Accompanied by the half-tame Wolf, the superb stallion Racer and the mare Whinney, they brave both savage enemies and the elemental dangers of weather and terrain in their search for the place that will become Home.
Earth's Children Series:
The Clan of the Cave Bear
The Valley of Horses
The Mammoth Hunters
The Plains of Passage
The Shelters of Stone
The Land of Painted Caves
Visit Jean M. Auel's Website for more information.
In The Plains of Passage we follow Ayla and Jondalar on their epic journey to the home Jondalar left 5 years ago. He wants to return to his people and share the discoveries he has made and Ayla just wants to find a home where she can settle down and start a family. The journey isn't going to be an easy one and they will face various dangers on the way but can they make it across the glacier before spring causes the ice to start melting?
I have to admit that this is my least favorite book in the series, my copy has 975 pages which makes it an incredibly long read and now that I'm on my 5th read through of the series I confess I did skim read through quite a few of the descriptive passages. Jean Auel is able to write fantastic detailed descriptions of the landscape and its plant and animal life but although there are some new things to be learnt in this installment quite a lot of page time is devoted to things we already found out in earlier books. The main part I was really interested in (the part of the journey where they are crossing the glacier) was actually over quite quickly but I did find it really interesting reading. Jean Auel obviously put a lot of thought into how they would get both themselves, and the animals they are travelling with, across safely.
Although the descriptions can be a bit much at times (I now know far more than I ever wanted or needed to about the mating patterns of mammoths for example!) and the numerous love scenes between Ayla and Jondalar have become tiresome what I really enjoyed was their interactions with the groups of people they meet along the way. They make stops at several of the camps that Jondalar and Thonolan visited on their earlier journey and it was nice to see what has been happening with them since we saw them last, the Sharamudoi in particular. We also get to meet several new groups of people and I was pleased that in this installment Ayla isn't the only person who invents every new discovery. She is still a little too perfect, managing to solve problems everywhere she goes, but I can't help really liking her!

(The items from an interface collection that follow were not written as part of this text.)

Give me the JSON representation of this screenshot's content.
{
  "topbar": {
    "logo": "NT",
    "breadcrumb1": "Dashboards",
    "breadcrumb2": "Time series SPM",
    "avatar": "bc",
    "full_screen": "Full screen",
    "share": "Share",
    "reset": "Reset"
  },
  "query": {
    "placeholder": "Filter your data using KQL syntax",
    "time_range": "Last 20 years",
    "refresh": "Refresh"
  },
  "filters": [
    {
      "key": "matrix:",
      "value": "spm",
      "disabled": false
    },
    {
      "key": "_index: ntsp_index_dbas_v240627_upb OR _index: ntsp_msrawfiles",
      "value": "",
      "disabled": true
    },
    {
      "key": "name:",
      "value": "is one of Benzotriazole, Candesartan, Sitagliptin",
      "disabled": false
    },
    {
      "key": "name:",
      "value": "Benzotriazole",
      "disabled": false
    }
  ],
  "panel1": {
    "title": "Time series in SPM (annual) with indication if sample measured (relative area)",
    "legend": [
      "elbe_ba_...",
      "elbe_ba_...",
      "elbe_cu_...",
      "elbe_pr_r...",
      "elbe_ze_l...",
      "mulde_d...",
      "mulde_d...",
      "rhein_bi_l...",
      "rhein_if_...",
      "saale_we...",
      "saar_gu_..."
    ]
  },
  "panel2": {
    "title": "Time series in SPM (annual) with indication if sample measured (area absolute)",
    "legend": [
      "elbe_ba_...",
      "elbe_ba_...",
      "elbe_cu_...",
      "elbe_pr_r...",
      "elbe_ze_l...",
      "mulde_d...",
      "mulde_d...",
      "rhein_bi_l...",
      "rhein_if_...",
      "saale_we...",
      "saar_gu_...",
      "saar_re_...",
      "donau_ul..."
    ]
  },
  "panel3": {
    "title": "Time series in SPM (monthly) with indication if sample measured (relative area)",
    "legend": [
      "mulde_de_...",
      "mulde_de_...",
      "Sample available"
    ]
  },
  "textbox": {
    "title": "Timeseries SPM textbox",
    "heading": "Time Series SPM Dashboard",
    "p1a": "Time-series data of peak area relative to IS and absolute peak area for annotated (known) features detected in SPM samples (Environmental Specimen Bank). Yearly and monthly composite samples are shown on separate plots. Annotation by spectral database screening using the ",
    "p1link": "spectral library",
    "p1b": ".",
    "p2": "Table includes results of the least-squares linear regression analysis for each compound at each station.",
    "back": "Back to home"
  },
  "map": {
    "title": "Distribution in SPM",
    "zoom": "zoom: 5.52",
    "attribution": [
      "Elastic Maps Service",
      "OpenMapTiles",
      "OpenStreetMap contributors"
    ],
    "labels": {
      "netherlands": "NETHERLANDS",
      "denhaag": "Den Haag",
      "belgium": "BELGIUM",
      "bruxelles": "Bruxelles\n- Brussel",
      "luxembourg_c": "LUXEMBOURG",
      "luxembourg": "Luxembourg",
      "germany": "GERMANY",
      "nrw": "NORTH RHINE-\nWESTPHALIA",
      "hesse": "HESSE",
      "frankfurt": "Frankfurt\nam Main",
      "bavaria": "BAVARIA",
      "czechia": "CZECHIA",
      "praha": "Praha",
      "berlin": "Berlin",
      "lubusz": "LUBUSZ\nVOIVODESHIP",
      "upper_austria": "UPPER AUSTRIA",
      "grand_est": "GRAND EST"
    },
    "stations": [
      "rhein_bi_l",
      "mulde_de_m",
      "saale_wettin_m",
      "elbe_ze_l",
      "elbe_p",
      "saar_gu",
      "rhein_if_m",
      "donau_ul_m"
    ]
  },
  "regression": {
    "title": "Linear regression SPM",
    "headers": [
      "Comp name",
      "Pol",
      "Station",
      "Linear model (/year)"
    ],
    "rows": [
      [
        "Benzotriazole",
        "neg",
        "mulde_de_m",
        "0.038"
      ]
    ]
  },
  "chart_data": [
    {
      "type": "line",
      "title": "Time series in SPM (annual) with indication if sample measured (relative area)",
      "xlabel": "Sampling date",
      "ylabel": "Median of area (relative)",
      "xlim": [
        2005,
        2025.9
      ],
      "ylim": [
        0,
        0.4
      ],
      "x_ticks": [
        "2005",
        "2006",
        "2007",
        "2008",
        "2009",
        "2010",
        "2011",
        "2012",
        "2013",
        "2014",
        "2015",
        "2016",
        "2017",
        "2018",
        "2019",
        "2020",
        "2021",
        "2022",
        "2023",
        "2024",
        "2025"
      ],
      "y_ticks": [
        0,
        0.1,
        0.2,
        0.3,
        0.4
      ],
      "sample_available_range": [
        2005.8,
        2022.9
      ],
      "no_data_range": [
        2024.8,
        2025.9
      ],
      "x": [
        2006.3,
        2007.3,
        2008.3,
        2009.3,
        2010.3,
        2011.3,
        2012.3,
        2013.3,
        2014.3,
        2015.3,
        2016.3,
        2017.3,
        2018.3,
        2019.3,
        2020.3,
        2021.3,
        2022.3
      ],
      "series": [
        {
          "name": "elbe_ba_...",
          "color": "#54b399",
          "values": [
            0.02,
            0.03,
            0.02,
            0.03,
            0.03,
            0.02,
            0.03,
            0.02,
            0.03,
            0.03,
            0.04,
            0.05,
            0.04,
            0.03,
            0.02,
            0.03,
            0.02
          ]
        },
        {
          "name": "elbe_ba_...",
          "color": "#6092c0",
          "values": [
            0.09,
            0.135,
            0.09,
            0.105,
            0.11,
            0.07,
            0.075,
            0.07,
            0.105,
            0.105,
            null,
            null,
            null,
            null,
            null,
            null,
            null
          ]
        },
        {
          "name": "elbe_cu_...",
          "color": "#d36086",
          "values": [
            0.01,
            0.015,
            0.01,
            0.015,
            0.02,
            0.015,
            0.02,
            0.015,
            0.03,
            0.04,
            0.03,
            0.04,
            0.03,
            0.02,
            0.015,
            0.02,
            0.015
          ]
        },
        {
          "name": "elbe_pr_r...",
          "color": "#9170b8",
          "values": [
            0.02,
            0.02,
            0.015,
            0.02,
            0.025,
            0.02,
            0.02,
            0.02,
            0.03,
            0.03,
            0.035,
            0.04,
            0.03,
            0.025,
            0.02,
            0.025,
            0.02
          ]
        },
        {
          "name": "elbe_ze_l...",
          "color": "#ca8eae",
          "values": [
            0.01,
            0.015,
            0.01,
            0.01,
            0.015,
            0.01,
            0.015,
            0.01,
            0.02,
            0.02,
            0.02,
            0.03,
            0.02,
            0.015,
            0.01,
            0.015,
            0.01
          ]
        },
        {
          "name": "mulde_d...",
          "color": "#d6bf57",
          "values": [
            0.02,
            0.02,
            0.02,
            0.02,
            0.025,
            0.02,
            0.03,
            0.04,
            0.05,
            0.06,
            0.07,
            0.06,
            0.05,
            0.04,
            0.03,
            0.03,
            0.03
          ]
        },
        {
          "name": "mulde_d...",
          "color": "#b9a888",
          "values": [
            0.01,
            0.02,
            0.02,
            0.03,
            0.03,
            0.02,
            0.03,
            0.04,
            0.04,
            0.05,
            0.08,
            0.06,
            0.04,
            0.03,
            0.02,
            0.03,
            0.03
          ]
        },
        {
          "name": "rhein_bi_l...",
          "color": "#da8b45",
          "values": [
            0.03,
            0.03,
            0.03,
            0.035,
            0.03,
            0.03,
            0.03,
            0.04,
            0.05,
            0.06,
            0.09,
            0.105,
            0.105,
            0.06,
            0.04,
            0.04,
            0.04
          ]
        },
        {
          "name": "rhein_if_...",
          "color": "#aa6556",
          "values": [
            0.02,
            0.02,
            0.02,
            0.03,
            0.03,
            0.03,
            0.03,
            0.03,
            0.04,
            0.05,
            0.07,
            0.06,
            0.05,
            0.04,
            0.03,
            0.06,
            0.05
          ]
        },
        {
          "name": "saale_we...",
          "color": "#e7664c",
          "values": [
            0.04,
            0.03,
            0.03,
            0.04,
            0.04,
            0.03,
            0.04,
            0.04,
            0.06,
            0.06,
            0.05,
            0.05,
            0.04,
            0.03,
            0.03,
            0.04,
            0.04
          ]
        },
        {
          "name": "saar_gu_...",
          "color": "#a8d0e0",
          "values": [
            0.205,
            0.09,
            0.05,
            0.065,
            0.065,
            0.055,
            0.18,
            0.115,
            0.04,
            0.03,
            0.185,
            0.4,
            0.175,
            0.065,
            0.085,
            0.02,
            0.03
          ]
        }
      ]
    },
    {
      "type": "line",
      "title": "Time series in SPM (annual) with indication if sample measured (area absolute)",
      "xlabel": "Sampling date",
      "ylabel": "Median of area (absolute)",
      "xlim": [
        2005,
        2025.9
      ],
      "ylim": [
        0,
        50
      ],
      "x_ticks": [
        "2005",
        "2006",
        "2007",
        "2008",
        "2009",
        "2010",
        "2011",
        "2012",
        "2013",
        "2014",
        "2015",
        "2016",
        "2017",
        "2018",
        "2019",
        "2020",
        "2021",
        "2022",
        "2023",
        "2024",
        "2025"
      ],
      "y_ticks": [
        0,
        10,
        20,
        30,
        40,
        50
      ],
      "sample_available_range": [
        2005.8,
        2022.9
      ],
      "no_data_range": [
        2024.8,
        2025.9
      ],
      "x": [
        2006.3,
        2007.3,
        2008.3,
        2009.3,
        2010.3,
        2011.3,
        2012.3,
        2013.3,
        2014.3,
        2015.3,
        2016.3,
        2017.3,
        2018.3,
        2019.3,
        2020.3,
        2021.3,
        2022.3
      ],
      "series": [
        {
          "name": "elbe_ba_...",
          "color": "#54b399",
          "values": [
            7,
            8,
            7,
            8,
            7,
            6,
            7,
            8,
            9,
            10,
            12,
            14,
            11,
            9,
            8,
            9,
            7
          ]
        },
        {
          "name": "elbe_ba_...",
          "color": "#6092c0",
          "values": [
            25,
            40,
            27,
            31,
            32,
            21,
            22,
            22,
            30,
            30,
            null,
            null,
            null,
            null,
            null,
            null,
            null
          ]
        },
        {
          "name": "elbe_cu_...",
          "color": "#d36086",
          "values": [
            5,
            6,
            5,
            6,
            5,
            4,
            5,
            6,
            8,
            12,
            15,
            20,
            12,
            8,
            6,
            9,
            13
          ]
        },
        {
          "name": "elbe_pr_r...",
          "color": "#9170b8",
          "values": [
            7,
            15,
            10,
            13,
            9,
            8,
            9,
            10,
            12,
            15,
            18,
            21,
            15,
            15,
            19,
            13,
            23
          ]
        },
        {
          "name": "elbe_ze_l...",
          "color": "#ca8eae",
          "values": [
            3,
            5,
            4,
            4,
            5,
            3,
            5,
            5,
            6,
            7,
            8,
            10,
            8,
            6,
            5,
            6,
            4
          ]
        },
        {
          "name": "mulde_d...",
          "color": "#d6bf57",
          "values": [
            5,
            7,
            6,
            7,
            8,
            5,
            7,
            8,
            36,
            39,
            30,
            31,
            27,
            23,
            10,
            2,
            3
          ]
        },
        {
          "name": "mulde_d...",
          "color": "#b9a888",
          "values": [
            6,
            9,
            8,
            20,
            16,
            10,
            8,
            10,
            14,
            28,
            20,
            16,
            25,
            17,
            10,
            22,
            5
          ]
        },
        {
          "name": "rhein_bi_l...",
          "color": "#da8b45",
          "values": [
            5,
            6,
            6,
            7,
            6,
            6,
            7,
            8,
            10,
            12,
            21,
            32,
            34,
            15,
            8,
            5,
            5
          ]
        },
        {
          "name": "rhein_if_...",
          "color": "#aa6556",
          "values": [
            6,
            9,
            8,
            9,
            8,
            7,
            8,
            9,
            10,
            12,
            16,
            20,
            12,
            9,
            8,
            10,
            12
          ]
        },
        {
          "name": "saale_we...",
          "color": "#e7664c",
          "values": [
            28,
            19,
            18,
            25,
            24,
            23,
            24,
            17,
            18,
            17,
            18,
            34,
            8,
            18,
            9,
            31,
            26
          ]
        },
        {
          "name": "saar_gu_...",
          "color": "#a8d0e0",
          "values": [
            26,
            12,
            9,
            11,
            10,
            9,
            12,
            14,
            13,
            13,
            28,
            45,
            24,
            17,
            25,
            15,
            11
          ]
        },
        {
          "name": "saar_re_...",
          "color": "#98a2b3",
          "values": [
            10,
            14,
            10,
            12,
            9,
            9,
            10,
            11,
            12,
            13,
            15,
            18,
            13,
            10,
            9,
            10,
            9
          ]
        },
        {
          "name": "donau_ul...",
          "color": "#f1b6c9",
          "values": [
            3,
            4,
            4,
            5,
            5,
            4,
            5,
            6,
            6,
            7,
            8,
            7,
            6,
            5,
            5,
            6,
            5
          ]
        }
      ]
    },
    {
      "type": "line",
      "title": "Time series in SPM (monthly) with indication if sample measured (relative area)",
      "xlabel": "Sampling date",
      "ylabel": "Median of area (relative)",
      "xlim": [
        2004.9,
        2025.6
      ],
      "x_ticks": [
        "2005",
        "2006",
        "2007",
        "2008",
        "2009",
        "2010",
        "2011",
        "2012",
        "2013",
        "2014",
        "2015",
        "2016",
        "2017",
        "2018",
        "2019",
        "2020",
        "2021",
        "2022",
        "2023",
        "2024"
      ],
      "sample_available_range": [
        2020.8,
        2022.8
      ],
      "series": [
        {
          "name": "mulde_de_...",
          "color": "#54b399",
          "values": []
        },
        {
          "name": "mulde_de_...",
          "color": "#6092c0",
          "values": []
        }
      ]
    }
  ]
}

I would have enjoyed the book more if it had been trimmed down a bit but I would still recommend this for fans of the series.
If you have reviewed this book on your blog please leave a link to your review in the comments & I'll add the link here.